■ Your instructions:
Reproduce each line of the listing exactly.

■ Data for the task:
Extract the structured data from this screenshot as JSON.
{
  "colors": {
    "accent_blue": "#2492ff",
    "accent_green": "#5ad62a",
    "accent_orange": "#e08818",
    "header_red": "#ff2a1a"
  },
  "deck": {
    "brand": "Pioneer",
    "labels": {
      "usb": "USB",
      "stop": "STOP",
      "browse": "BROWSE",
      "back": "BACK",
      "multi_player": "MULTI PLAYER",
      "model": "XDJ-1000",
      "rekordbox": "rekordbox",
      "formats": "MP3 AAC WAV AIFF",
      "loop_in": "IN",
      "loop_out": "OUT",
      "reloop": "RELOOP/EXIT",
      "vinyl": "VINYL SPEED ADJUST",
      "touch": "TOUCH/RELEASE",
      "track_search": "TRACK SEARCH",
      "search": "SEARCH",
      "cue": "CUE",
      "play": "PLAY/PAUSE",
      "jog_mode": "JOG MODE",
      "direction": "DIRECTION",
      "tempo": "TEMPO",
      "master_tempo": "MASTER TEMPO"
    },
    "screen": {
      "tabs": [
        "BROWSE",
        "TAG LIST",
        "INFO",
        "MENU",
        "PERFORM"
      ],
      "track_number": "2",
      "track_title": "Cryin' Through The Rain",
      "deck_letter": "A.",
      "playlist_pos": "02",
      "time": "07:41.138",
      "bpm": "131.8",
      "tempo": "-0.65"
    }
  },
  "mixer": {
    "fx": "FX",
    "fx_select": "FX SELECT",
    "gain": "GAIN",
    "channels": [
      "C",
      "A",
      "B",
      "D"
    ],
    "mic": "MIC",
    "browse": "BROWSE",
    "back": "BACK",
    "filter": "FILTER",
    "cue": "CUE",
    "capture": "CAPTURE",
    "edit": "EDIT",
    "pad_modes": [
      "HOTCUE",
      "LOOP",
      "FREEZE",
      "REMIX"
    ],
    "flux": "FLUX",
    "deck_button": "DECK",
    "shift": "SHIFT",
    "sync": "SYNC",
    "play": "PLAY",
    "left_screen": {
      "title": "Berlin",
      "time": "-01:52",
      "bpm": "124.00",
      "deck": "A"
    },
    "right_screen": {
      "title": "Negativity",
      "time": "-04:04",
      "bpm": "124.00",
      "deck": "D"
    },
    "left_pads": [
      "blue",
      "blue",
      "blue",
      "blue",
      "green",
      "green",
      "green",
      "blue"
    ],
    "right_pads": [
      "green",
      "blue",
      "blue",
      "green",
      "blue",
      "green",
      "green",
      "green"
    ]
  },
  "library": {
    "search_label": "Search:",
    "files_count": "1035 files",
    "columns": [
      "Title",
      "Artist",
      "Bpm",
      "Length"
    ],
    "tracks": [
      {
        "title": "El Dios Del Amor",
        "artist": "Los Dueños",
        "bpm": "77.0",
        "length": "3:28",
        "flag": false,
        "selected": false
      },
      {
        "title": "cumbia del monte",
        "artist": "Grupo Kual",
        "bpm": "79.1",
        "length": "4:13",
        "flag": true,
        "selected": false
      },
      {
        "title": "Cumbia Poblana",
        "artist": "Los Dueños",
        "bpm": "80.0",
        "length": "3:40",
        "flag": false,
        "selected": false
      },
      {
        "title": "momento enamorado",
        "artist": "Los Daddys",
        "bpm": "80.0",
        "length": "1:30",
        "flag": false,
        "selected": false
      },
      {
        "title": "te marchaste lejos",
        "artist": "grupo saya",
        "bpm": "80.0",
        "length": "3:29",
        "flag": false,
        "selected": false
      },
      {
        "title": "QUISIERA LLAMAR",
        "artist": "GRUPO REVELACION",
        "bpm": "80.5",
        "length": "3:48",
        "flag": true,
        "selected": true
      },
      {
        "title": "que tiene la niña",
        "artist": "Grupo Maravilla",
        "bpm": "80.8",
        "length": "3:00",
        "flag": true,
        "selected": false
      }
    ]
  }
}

■ Response box:
Extract the structured data from this screenshot as JSON.
{
  "colors": {
    "accent_blue": "#2492ff",
    "accent_green": "#5ad62a",
    "accent_orange": "#e08818",
    "header_red": "#ff2a1a"
  },
  "deck": {
    "brand": "Pioneer",
    "labels": {
      "usb": "USB",
      "stop": "STOP",
      "browse": "BROWSE",
      "back": "BACK",
      "multi_player": "MULTI PLAYER",
      "model": "XDJ-1000",
      "rekordbox": "rekordbox",
      "formats": "MP3 AAC WAV AIFF",
      "loop_in": "IN",
      "loop_out": "OUT",
      "reloop": "RELOOP/EXIT",
      "vinyl": "VINYL SPEED ADJUST",
      "touch": "TOUCH/RELEASE",
      "track_search": "TRACK SEARCH",
      "search": "SEARCH",
      "cue": "CUE",
      "play": "PLAY/PAUSE",
      "jog_mode": "JOG MODE",
      "direction": "DIRECTION",
      "tempo": "TEMPO",
      "master_tempo": "MASTER TEMPO"
    },
    "screen": {
      "tabs": [
        "BROWSE",
        "TAG LIST",
        "INFO",
        "MENU",
        "PERFORM"
      ],
      "track_number": "2",
      "track_title": "Cryin' Through The Rain",
      "deck_letter": "A.",
      "playlist_pos": "02",
      "time": "07:41.138",
      "bpm": "131.8",
      "tempo": "-0.65"
    }
  },
  "mixer": {
    "fx": "FX",
    "fx_select": "FX SELECT",
    "gain": "GAIN",
    "channels": [
      "C",
      "A",
      "B",
      "D"
    ],
    "mic": "MIC",
    "browse": "BROWSE",
    "back": "BACK",
    "filter": "FILTER",
    "cue": "CUE",
    "capture": "CAPTURE",
    "edit": "EDIT",
    "pad_modes": [
      "HOTCUE",
      "LOOP",
      "FREEZE",
      "REMIX"
    ],
    "flux": "FLUX",
    "deck_button": "DECK",
    "shift": "SHIFT",
    "sync": "SYNC",
    "play": "PLAY",
    "left_screen": {
      "title": "Berlin",
      "time": "-01:52",
      "bpm": "124.00",
      "deck": "A"
    },
    "right_screen": {
      "title": "Negativity",
      "time": "-04:04",
      "bpm": "124.00",
      "deck": "D"
    },
    "left_pads": [
      "blue",
      "blue",
      "blue",
      "blue",
      "green",
      "green",
      "green",
      "blue"
    ],
    "right_pads": [
      "green",
      "blue",
      "blue",
      "green",
      "blue",
      "green",
      "green",
      "green"
    ]
  },
  "library": {
    "search_label": "Search:",
    "files_count": "1035 files",
    "columns": [
      "Title",
      "Artist",
      "Bpm",
      "Length"
    ],
    "tracks": [
      {
        "title": "El Dios Del Amor",
        "artist": "Los Dueños",
        "bpm": "77.0",
        "length": "3:28",
        "flag": false,
        "selected": false
      },
      {
        "title": "cumbia del monte",
        "artist": "Grupo Kual",
        "bpm": "79.1",
        "length": "4:13",
        "flag": true,
        "selected": false
      },
      {
        "title": "Cumbia Poblana",
        "artist": "Los Dueños",
        "bpm": "80.0",
        "length": "3:40",
        "flag": false,
        "selected": false
      },
      {
        "title": "momento enamorado",
        "artist": "Los Daddys",
        "bpm": "80.0",
        "length": "1:30",
        "flag": false,
        "selected": false
      },
      {
        "title": "te marchaste lejos",
        "artist": "grupo saya",
        "bpm": "80.0",
        "length": "3:29",
        "flag": false,
        "selected": false
      },
      {
        "title": "QUISIERA LLAMAR",
        "artist": "GRUPO REVELACION",
        "bpm": "80.5",
        "length": "3:48",
        "flag": true,
        "selected": true
      },
      {
        "title": "que tiene la niña",
        "artist": "Grupo Maravilla",
        "bpm": "80.8",
        "length": "3:00",
        "flag": true,
        "selected": false
      }
    ]
  }
}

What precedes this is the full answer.